More than a decade ago, Toronto Blue Jays slugger Carlos Delgado decided to protest the incursions into Iraq and Afghanistan by refusing to stand in the dugout during the playing of God Bless America.
For more than a year, no one noticed.
The Puerto Rican star was unusual among his peers for his willingness to use his sports pulpit for political purposes. When his small act of defiance was finally reported in 2004, Delgado explained himself in terms people cannot countenance – by highlighting obvious mistakes.
"[I] think it's the stupidest war ever," Delgado told The Toronto Star. "Who are you fighting against? You're just getting ambushed now. We have more people dead now, after the war, than during the war. You've been looking for weapons of mass destruction. Where are they at?"
Nowadays, you'd be hard-pressed to find someone in the 50 American states willing to argue those facts. But at the time, Delgado was murdered for speaking up. The punditry went for his legs; fans went for the face.
He was booed at Yankee Stadium – the centrepiece of a city that should know better than most how much destruction can be wrought by the hive mind.
Eventually, people lost interest because – here's the important part – they knew Delgado was right. All the thrashing about was performative. People must be seen defending their institutions, especially so when those institutions a) don't require any defence, and b) no one's exactly sure why they're defending them.
This is how moral certitude is displayed in a culture that suspects thoughtfulness – at highest possible volume, and without the hindrance of common sense or decency.
San Francisco 49ers quarterback Colin Kaepernick finds himself in a similar position. He didn't stand during the national anthem in protest against police violence directed at American blacks.
Very few people have taken the time to argue the merits of Kaepernick's position, which, one hopes, was the reason he bothered. Instead, there is an enormous rush to stake out the most extreme possible viewpoints on it.
On the right, so many people have begun furiously wrapping themselves in the flag, it's a wonder American emergency rooms aren't filled with the victims of rug burn.
On the other side, you have the emboldened left – still in its awkward pubescent stage when Delgado was piping up, and now fully grown after Iraq turned into an unmitigated disaster – treating a multimillionaire of no great importance who took a seat that one time like he's Martin Luther nailing his complaints to the front door of the White House.
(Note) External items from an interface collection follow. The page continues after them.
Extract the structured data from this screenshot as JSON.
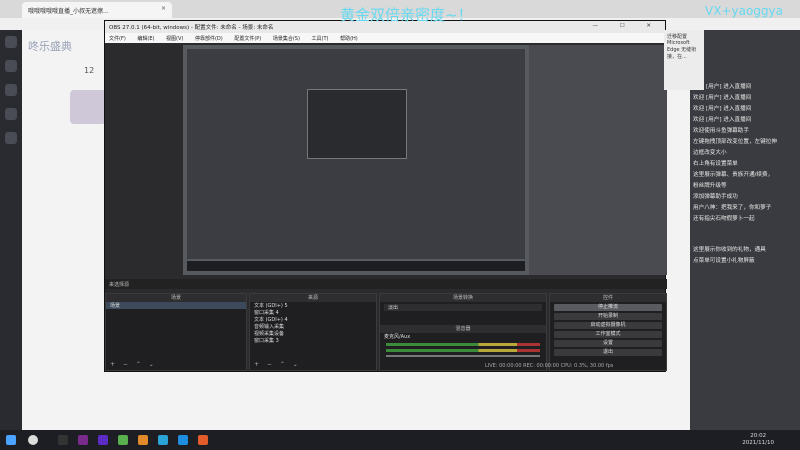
{
  "browser": {
    "tab_title": "哦哦哦哦哦直播_小叔无遮擦...",
    "tab_close": "×"
  },
  "page": {
    "logo": "咚乐盛典",
    "viewer_count": "12"
  },
  "overlay": {
    "banner": "黄金双倍亲密度~！",
    "vx": "VX+yaoggya"
  },
  "obs": {
    "title": "OBS 27.0.1 (64-bit, windows) - 配置文件: 未命名 - 场景: 未命名",
    "menu": [
      "文件(F)",
      "编辑(E)",
      "视图(V)",
      "停靠部件(D)",
      "配置文件(P)",
      "场景集合(S)",
      "工具(T)",
      "帮助(H)"
    ],
    "window_buttons": "— ☐ ✕",
    "scene_label": "来选择源",
    "docks": {
      "scenes_header": "场景",
      "sources_header": "来源",
      "filters_header": "场景转换",
      "controls_header": "控件"
    },
    "scenes": [
      "场景"
    ],
    "sources": [
      "文本 (GDI+) 5",
      "窗口采集 4",
      "文本 (GDI+) 4",
      "音频输入采集",
      "视频采集设备",
      "窗口采集 3"
    ],
    "filters": {
      "selected": "淡出",
      "mixer_label": "混音器",
      "mixer_item": "麦克风/Aux"
    },
    "controls": [
      "停止推流",
      "开始录制",
      "启动虚拟摄像机",
      "工作室模式",
      "设置",
      "退出"
    ],
    "footer_icons": "+ − ⌃ ⌄",
    "status": "LIVE: 00:00:00   REC: 00:00:00   CPU: 0.3%, 30.00 fps"
  },
  "edge_popup": {
    "title": "迁移配置",
    "text": "Microsoft Edge 无缝衔接，在..."
  },
  "chat": {
    "messages": [
      "欢迎 [用户] 进入直播间",
      "欢迎 [用户] 进入直播间",
      "欢迎 [用户] 进入直播间",
      "欢迎 [用户] 进入直播间",
      "欢迎使用斗鱼弹幕助手",
      "左键拖拽顶部改变位置，左键拉伸",
      "边框改变大小",
      "右上角有设置菜单",
      "这里展示弹幕、贵族开通/续费，",
      "粉丝牌升级等",
      "添加弹幕助手成功",
      "用户八神：把我来了，你和萝子",
      "还有指尖石吻假萝卜一起",
      "这里展示你收到的礼物，通具",
      "点菜单可设置小礼物屏蔽"
    ]
  },
  "taskbar": {
    "time": "20:02",
    "date": "2021/11/10"
  }
}
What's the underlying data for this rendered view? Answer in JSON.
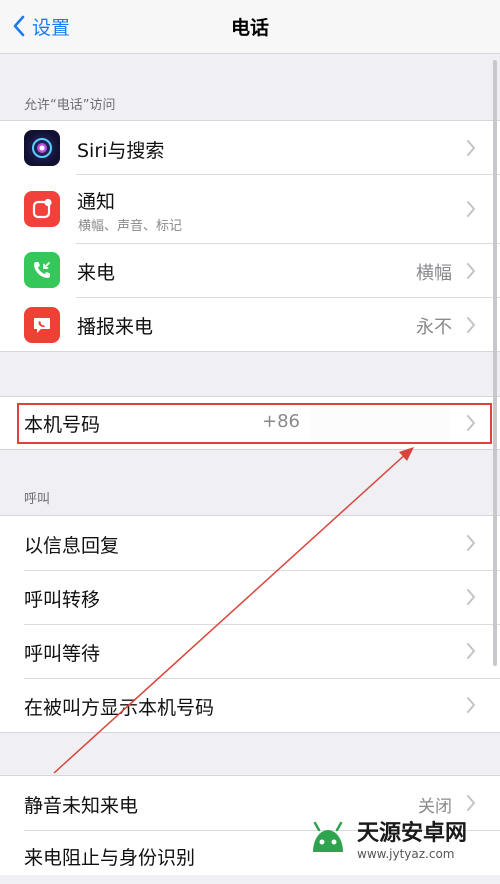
{
  "navbar": {
    "back_label": "设置",
    "title": "电话"
  },
  "sections": {
    "allow_access_header": "允许“电话”访问",
    "call_header": "呼叫"
  },
  "access_items": [
    {
      "label": "Siri与搜索",
      "icon": "siri-icon"
    },
    {
      "label": "通知",
      "sublabel": "横幅、声音、标记",
      "icon": "notifications-icon"
    },
    {
      "label": "来电",
      "value": "横幅",
      "icon": "incoming-call-icon"
    },
    {
      "label": "播报来电",
      "value": "永不",
      "icon": "announce-calls-icon"
    }
  ],
  "my_number": {
    "label": "本机号码",
    "value": "+86"
  },
  "call_items": [
    {
      "label": "以信息回复"
    },
    {
      "label": "呼叫转移"
    },
    {
      "label": "呼叫等待"
    },
    {
      "label": "在被叫方显示本机号码"
    }
  ],
  "bottom_items": [
    {
      "label": "静音未知来电",
      "value": "关闭"
    },
    {
      "label": "来电阻止与身份识别"
    }
  ],
  "watermark": {
    "title": "天源安卓网",
    "subtitle": "www.jytyaz.com"
  },
  "colors": {
    "accent": "#1a7cf5",
    "highlight_box": "#d9453a",
    "arrow": "#d9453a",
    "notifications_icon": "#f2413a",
    "incoming_call_icon": "#35c759",
    "announce_icon": "#ef4036"
  }
}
Neither is the case. He's just a guy making a reasonable point many others have already made. Which is what's driving everyone so crazy.
By their nature, sports stars are not bold thinkers. They are not intellectually brave.
That sort of bravery bespeaks a tendency to strike off on one's own into uncomfortable territory, which is antithetical to the smooth functioning of a team.
Athletes are company men. They do what they're told. No profession requires so much instruction and adherence to rigid planning. Back-talking, code-breaking and all other displays of individualism are considered poor form.
In return for this surrender of self, they get rich and famous. Most people consider it a pretty sweet deal.
That may be part of the reason why so many average folk are affronted by the Delgados and Kaepernicks of the world. It's not their politics, per se. It's the perceived sense of entitlement: "Who are you to turn your back on a deal I'd do anything to get?"
We want them towering and God-like, and at the same time we want them pliant as children.
They sense this, too, and so take reasonable measures to protect their investment in themselves. No one gets run into by huge men at high speed for 20 years, then wakes up one morning and says, "You know what I'm going to do? Chuck it all for a guest column in Dissent magazine."
You can be almost sure of one thing whenever any sports star with something to lose takes a principled stand on anything – that the argument has already been won.
Whether or not they realize it this morning, both Kaepernick and his critics know he's right. You could argue the minutiae, but anyone with an Internet connection can tell that America has lost its bearings. At the very least, let's agree to this: When agents of the government are shooting unarmed people in the streets, it does not usually signal the beginning of a Golden Age.
This is about more than police brutality. It's gun culture, vast economic and demographic shifts, and the toxicity of fear.
At its root, America has one crippling trouble – loneliness. Based on a sounding of their political discourse, Americans don't know their neighbours any more. They have no human connection to each other. And we despise what we don't know.
What they do have is sports. That is the nation's last public square. No wonder they become so belligerent when anyone tries to introduce reality into that pure, imaginary space.
There is no greater abettor of this collective fantasy than the NFL, which likes to promote itself as a family-based endeavour. Its marketing consistently drives home the reason football exists – to allow mom, dad and the kids to sit down on a Sunday and watch their fellow citizens brutalize each other for money. It's gruesome, but at least they're together.
(This is itself make-believe – fewer than half of American children live in what traditionalists would call a nuclear family. It's a fiction built on fictions.)
Into the midst of this chaotic wishfulness, a man wanders in to make a statement. He'd like folks to think about something. People recognize him, and he'd like to use that fact to start a little conversation. It may not be pleasant, but perhaps by talking, they might all learn how to see each other again.
If you are not sure, you argue with him. If you are, you yell at him or around him. Because you know he's right. Forget about the goddamned anthem. It's the least important of many unimportant things being talked about here.
What matters is how much pain you are willing to inflict and endure before you concede he has a point worth considering.